At Bristol, we welcomed Dr Adrian Daub (Stanford) to talk about notions of encounter and friendship; we presented preliminary results of our project on both departmental and School levels; and we convened a reading group for graduate students of German. The project fed into Modern Languages teaching through courses on literature, history, and ideology (“The Radical Right: Nationalism and Fascism in Europe”). Engaging with the wider scholarly community, we contributed four reviews on new Jünger-related works to leading journals.
In order to stimulate creative approaches to Jünger’s work, we organised a translation competition. It attracted 64 entries from 11 countries. Participants translated an excerpt of their choice from one of three books of Jünger’s travel writings. The jury included writer Julian Evans and Jünger’s translator Thomas Friese. Joint first prizes were awarded to Jack Davis and Nigel Cooper.
The project has laid the groundwork for a monograph on Jünger as “world writer” with a keen interest in exploring interpersonal encounters. It highlighted their significance throughout his much-neglected travel writings and linked this body of works with his better-known war diaries and essays.
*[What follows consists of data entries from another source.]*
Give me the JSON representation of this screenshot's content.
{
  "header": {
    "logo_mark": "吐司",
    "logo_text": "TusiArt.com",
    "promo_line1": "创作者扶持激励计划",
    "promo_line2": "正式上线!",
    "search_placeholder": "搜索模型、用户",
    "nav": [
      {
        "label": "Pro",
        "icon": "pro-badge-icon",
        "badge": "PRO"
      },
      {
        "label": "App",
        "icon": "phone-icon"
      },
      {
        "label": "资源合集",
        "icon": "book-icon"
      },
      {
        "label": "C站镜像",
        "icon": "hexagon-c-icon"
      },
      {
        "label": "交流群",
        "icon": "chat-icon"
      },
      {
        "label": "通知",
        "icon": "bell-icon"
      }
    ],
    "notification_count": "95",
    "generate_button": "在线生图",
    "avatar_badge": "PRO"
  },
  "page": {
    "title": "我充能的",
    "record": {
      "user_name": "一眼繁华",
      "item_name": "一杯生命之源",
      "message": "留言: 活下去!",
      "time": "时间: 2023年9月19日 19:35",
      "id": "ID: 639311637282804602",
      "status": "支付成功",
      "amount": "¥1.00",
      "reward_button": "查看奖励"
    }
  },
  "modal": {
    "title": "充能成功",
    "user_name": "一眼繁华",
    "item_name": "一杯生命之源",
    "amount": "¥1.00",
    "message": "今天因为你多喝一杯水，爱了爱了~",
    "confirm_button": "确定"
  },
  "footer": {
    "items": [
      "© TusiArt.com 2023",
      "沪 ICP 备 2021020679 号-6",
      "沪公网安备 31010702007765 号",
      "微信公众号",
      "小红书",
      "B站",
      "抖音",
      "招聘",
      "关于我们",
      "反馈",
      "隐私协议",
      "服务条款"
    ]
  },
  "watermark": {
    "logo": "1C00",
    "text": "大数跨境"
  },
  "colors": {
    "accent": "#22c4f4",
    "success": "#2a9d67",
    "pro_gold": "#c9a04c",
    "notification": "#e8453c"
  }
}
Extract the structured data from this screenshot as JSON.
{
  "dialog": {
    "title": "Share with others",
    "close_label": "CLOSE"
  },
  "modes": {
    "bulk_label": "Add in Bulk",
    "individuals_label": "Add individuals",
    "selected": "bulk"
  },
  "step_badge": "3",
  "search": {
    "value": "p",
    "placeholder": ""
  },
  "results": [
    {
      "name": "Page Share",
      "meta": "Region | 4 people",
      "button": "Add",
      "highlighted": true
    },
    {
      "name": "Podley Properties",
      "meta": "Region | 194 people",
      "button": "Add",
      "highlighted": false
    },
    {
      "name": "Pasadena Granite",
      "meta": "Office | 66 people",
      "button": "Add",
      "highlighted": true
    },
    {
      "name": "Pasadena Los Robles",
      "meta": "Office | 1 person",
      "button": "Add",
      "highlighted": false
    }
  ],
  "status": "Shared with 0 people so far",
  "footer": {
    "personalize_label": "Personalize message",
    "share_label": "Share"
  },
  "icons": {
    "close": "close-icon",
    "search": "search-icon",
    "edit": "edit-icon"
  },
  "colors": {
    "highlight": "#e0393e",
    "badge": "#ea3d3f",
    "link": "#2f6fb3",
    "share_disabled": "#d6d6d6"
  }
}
In light of ongoing debates on respectful interpersonal and intercultural relationships in times of violence and bureaucracy, Jünger’s literary interests and strategies have emerged as an important reference point for humanist discourse.